                  Then you should apportion your ef partially (the amount you've decided is reasonable) to your taxable or wherever you want it. Its still wholly usable with a couple clicks and likely low transaction costs.

                  I pretty much put everything in taxable but a month or so cash flowed for everyday emergencies.

                   

                  Comment


                  • #10
                    Why not put half that money into a 3-month CD?  That would net you a slightly better interest rate, while still leaving you with a reasonable liquid cash reserve.  If the worst happened, the CD would mature just as the cash runs out.

                    Comment


                    • #11
                      Depends on where your funding situation is.  As one gets a larger taxable investment fund and equity in a home, there's a lot more tolerance and buffer for 'emergency' funds.    If you're closer to FI, would say smaller emergency fund would be fine.

                      Are virtual emergency fund is:  HELOC 250k with BOA that we have Platinum status, so risk of sudden closure is low  and 100K TE bonds held in reserve that we're floating instead of applying to mortgage because we don't want everything into a single property in HCOL and natural disaster risk zone.  Rest of taxable is in standard investment mode and as Zephod said--- easily accessible in 3days and earlier if you have a good local relationship with broker.

                       

                      Comment

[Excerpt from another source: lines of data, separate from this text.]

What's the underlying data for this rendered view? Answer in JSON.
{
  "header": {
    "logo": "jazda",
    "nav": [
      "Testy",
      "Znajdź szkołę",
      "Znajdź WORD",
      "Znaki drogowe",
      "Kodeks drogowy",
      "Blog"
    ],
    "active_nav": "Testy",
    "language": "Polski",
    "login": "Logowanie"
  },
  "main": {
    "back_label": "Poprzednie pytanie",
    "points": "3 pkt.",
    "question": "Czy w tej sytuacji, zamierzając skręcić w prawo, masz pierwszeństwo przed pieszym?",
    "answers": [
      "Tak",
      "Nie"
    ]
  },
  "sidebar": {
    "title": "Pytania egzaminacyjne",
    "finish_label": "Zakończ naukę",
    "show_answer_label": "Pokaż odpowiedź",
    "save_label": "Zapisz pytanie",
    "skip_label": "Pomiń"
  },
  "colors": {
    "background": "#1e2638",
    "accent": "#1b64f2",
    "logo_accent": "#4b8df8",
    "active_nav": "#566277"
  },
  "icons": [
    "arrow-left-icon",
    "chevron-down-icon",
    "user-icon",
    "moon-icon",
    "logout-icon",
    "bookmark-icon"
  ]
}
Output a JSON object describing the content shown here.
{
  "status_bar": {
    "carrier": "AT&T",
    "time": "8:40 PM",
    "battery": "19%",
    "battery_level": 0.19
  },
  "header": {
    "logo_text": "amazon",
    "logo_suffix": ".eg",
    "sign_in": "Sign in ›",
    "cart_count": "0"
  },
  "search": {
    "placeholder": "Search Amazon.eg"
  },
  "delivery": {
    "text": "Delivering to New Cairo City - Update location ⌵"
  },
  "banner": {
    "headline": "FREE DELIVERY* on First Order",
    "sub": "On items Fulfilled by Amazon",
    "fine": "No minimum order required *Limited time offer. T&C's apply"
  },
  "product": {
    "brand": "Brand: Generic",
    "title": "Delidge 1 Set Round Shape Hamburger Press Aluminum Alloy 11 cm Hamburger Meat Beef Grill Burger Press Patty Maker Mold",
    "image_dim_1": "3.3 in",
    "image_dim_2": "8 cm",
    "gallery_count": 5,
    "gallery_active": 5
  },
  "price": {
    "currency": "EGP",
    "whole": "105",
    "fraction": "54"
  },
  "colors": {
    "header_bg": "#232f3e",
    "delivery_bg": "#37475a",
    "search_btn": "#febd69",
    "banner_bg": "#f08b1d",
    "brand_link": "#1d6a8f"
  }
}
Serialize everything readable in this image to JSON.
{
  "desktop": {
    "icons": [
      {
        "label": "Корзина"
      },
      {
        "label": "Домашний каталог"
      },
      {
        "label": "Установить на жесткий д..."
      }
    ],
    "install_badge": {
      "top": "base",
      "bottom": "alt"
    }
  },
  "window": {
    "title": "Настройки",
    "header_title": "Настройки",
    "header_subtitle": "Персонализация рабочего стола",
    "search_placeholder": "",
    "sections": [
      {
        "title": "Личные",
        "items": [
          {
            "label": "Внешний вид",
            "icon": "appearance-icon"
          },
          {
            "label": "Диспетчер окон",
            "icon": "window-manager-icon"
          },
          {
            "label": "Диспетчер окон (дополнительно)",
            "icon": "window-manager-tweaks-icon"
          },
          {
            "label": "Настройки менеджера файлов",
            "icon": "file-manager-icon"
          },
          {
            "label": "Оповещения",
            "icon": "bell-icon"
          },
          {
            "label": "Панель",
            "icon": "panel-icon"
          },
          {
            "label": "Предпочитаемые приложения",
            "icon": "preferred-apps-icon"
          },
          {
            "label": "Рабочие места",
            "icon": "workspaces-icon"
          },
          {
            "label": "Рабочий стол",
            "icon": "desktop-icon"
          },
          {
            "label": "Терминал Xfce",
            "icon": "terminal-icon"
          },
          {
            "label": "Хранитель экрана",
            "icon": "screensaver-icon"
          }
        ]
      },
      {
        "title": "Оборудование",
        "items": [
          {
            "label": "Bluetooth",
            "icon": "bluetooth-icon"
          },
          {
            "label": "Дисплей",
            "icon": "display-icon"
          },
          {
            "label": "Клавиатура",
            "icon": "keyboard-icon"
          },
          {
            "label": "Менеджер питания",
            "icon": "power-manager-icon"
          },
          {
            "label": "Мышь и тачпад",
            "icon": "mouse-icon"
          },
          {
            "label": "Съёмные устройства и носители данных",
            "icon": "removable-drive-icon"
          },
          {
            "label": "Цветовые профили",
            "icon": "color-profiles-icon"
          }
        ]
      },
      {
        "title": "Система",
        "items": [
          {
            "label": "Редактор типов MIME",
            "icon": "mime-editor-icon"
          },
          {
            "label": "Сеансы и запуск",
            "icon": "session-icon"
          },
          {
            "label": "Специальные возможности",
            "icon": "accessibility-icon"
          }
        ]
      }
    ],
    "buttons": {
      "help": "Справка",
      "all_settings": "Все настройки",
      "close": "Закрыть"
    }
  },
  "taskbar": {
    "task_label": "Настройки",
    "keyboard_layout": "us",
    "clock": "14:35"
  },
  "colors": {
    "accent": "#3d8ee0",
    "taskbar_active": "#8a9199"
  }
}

                      • #12
                        I can relate to your situation Grosion77.  We have about 6 months of emergency funds sitting in a Capitol One 360 as well earning nothing.  I try to make the case to my wife (we are both physicians) that perhaps we could hedge a little and keep about 3 months of living expenses in mutual funds and 3 months in Capitol One 360 given the steady cash flow from our secure jobs. No dice! She simply refused. She is a die hard fan of Suzy Orman who always hammered the necessity of a 6-8 month emergency fund...

                        Comment


                        • #13
                          I really think a 6 month EF for an MD in a stable job is excessive especially for someone in a nonsubspecialty field. The chance that we would suddenly and unexpectedly lose a job is so small and even if it did I get 3-5 emails a day from locums companies promising expedited credentialing and premium rates.

                          If you're EM, anesthesia, FM, Peds etc you could be doing SOMETHING within probably 1 month of a sudden job loss. It might not be your dream job but what the ************************. I was able to credential for a locum job making almost 2x the market rate in about 5 weeks and I wasn't treating it with any sense of urgency.

                          3 months seems like a great plenty to me. If want to invest the rest in something fairly low risk, why not?

                          If you're a 2 doc household 6 months of expenses might be $60k plus. That's a ************************ of a lot of money to have on ice.

                          I had to tap our $40k emergency fund this year due to some (stupidly) unexpected tax liability. Frankly I drained it by half and I haven't bothered to rebuild it yet. The main value of an EF for me is peace of mind and I can achieve that at $20k. Although it bears noting that my wife and I have proven to ourselves that we can basically cut discretionary spending to $0 if we need to. May not be the case for everyone.

                          Comment


                          • #14
                            Maybe use the taxable in "safer" investments like a muni bond fund or something with lower vol yet higher return than a savings account at first. Then as time goes on and comfort grows along with the EF and other discretionary income move it into the vehicle of your choice.

                             

                            Comment


                            • #15
                              Interesting read on cash from Kitces:

                              https://www.kitces.com/blog/buying-happiness-life-satisfaction-wellbeing-with-cash-on-hand-reserves-ruberton-gladstone-lyubomirsky/

                              Comment

                              Working...
                              X